(Assignment):
The required result is each line of the entries below containing the string "inverter".

Extracted records Block Start

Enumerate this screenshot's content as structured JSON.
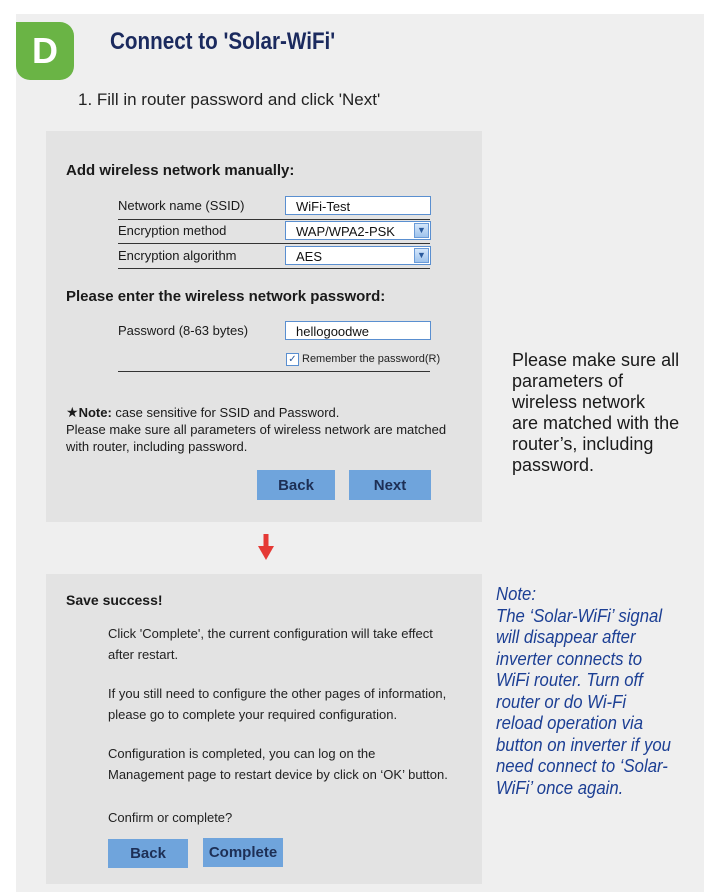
{
  "section_badge": "D",
  "title": "Connect to 'Solar-WiFi'",
  "step": "1. Fill in router password and click 'Next'",
  "form": {
    "heading": "Add wireless network manually:",
    "ssid_label": "Network name (SSID)",
    "ssid_value": "WiFi-Test",
    "encryption_label": "Encryption method",
    "encryption_value": "WAP/WPA2-PSK",
    "algorithm_label": "Encryption algorithm",
    "algorithm_value": "AES",
    "password_heading": "Please enter the wireless network password:",
    "password_label": "Password (8-63 bytes)",
    "password_value": "hellogoodwe",
    "remember_label": "Remember the password(R)",
    "remember_checked": true,
    "note_star": "★",
    "note_bold": "Note:",
    "note_rest": " case sensitive for SSID and Password.",
    "note_line2": "Please make sure all parameters of wireless network are matched",
    "note_line3": "with router, including password.",
    "back_label": "Back",
    "next_label": "Next"
  },
  "side_text": [
    "Please make sure all",
    "parameters of",
    "wireless network",
    "are matched with the",
    "router’s, including",
    "password."
  ],
  "success": {
    "heading": "Save success!",
    "para1": [
      "Click 'Complete', the current configuration will take effect",
      "after restart."
    ],
    "para2": [
      "If you still need to configure the other pages of information,",
      "please go to complete your required configuration."
    ],
    "para3": [
      "Configuration is completed, you can log on the",
      "Management page to restart device by click on ‘OK’ button."
    ],
    "para4": "Confirm or complete?",
    "back_label": "Back",
    "complete_label": "Complete"
  },
  "side_note": [
    "Note:",
    "The ‘Solar-WiFi’ signal",
    "will disappear after",
    "inverter connects to",
    "WiFi router. Turn off",
    "router or do Wi-Fi",
    "reload operation via",
    "button on inverter if you",
    "need connect to  ‘Solar-",
    "WiFi’  once again."
  ],
  "colors": {
    "badge": "#6ab445",
    "title": "#1b2a5e",
    "button": "#6fa4dc",
    "arrow": "#e53935",
    "note": "#1c3f94"
  }
}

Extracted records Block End

(Exercise solution):
    "inverter connects to",
    "button on inverter if you",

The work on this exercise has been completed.